**** Information supplied

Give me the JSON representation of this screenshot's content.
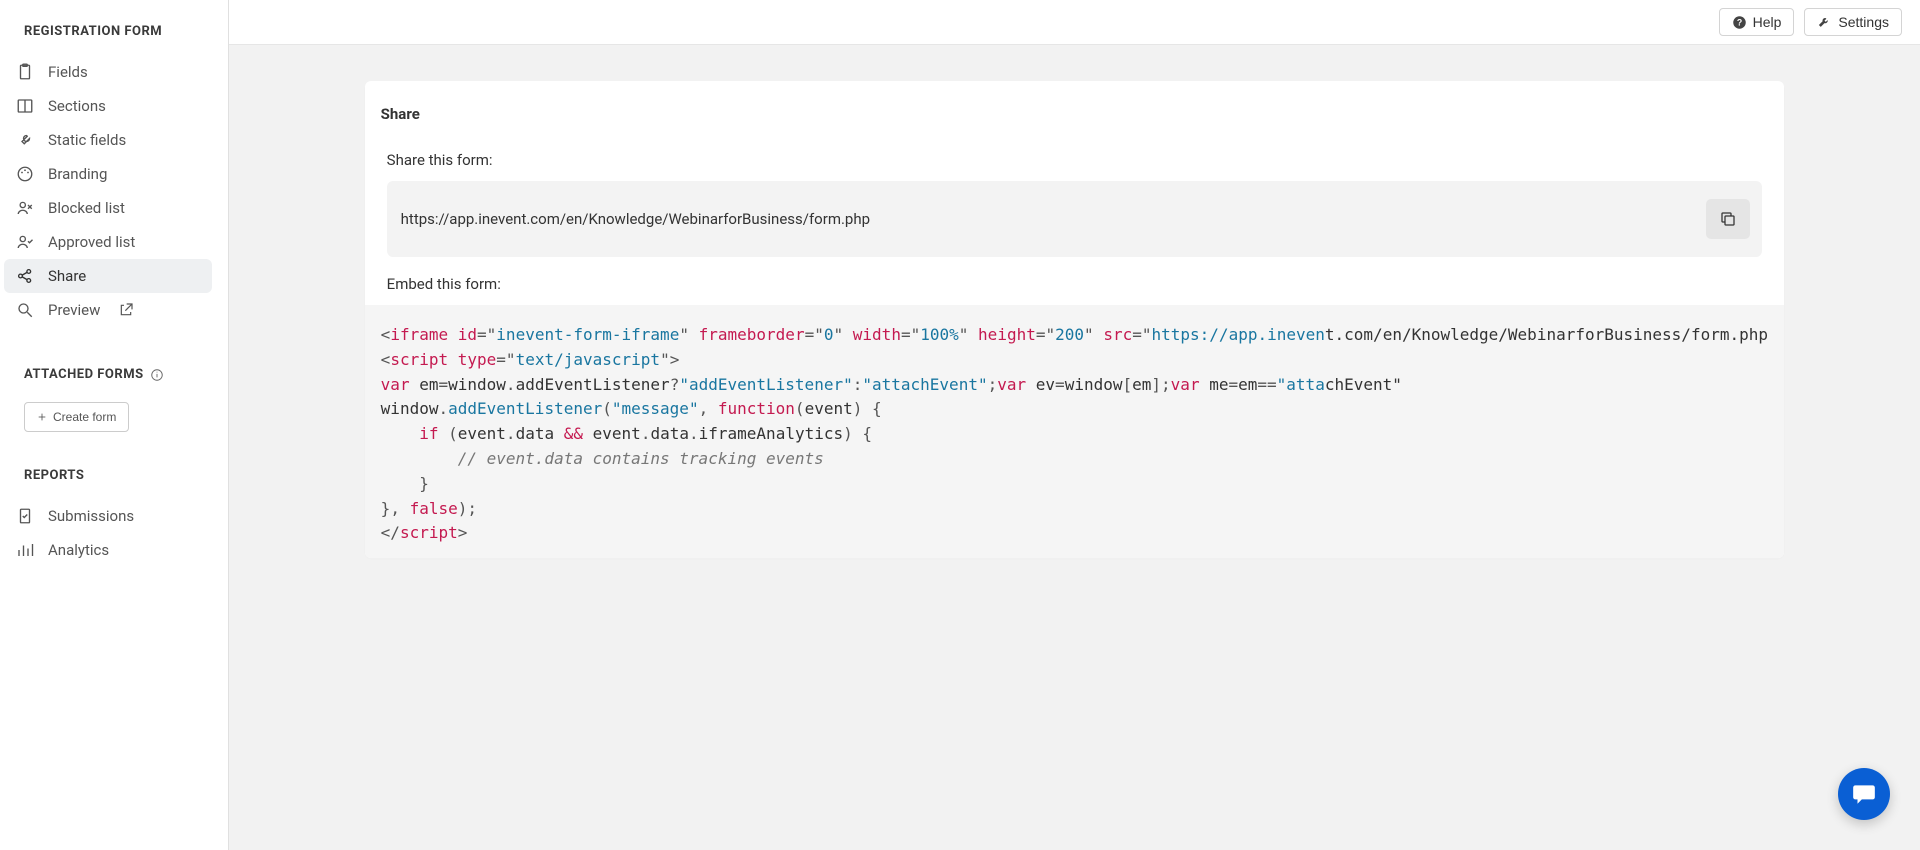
{
  "sidebar": {
    "section_registration": "REGISTRATION FORM",
    "items": [
      {
        "label": "Fields"
      },
      {
        "label": "Sections"
      },
      {
        "label": "Static fields"
      },
      {
        "label": "Branding"
      },
      {
        "label": "Blocked list"
      },
      {
        "label": "Approved list"
      },
      {
        "label": "Share"
      },
      {
        "label": "Preview"
      }
    ],
    "section_attached": "ATTACHED FORMS",
    "create_form": "Create form",
    "section_reports": "REPORTS",
    "reports": [
      {
        "label": "Submissions"
      },
      {
        "label": "Analytics"
      }
    ]
  },
  "topbar": {
    "help": "Help",
    "settings": "Settings"
  },
  "card": {
    "title": "Share",
    "share_label": "Share this form:",
    "url": "https://app.inevent.com/en/Knowledge/WebinarforBusiness/form.php",
    "embed_label": "Embed this form:"
  },
  "code": {
    "line1": {
      "open": "<",
      "tag": "iframe",
      "attrs": [
        {
          "name": "id",
          "eq": "=",
          "q1": "\"",
          "val": "inevent-form-iframe",
          "q2": "\""
        },
        {
          "name": "frameborder",
          "eq": "=",
          "q1": "\"",
          "val": "0",
          "q2": "\""
        },
        {
          "name": "width",
          "eq": "=",
          "q1": "\"",
          "val": "100%",
          "q2": "\""
        },
        {
          "name": "height",
          "eq": "=",
          "q1": "\"",
          "val": "200",
          "q2": "\""
        },
        {
          "name": "src",
          "eq": "=",
          "q1": "\"",
          "val": "https://app.ineven",
          "q2": ""
        }
      ]
    },
    "line2": {
      "open": "<",
      "tag": "script",
      "attr_name": "type",
      "eq": "=",
      "q1": "\"",
      "val": "text/javascript",
      "q2": "\"",
      "close": ">"
    },
    "line3": {
      "kw1": "var",
      "id1": "em",
      "assign1": "=",
      "id2": "window",
      "dot1": ".",
      "id3": "addEventListener",
      "tern": "?",
      "str1": "\"addEventListener\"",
      "colon": ":",
      "str2": "\"attachEvent\"",
      "semi1": ";",
      "kw2": "var",
      "id4": "ev",
      "assign2": "=",
      "id5": "window",
      "br1": "[",
      "id6": "em",
      "br2": "]",
      "semi2": ";",
      "kw3": "var",
      "id7": "me",
      "assign3": "=",
      "id8": "em",
      "eqeq": "==",
      "str3": "\"atta"
    },
    "line4": {
      "id1": "window",
      "dot": ".",
      "func": "addEventListener",
      "paren1": "(",
      "str1": "\"message\"",
      "comma": ",",
      "kw": "function",
      "paren2": "(",
      "id2": "event",
      "paren3": ")",
      "brace": "{"
    },
    "line5": {
      "pad": "    ",
      "kw": "if",
      "paren1": "(",
      "id1": "event",
      "dot1": ".",
      "id2": "data",
      "and": "&&",
      "id3": "event",
      "dot2": ".",
      "id4": "data",
      "dot3": ".",
      "id5": "iframeAnalytics",
      "paren2": ")",
      "brace": "{"
    },
    "line6": {
      "pad": "        ",
      "comment": "// event.data contains tracking events"
    },
    "line7": {
      "pad": "    ",
      "brace": "}"
    },
    "line8": {
      "brace": "}",
      "comma": ",",
      "kw": "false",
      "paren": ")",
      "semi": ";"
    },
    "line9": {
      "open": "</",
      "tag": "script",
      "close": ">"
    }
  }
}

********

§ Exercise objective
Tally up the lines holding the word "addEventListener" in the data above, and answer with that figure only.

§ Answer to the problem
3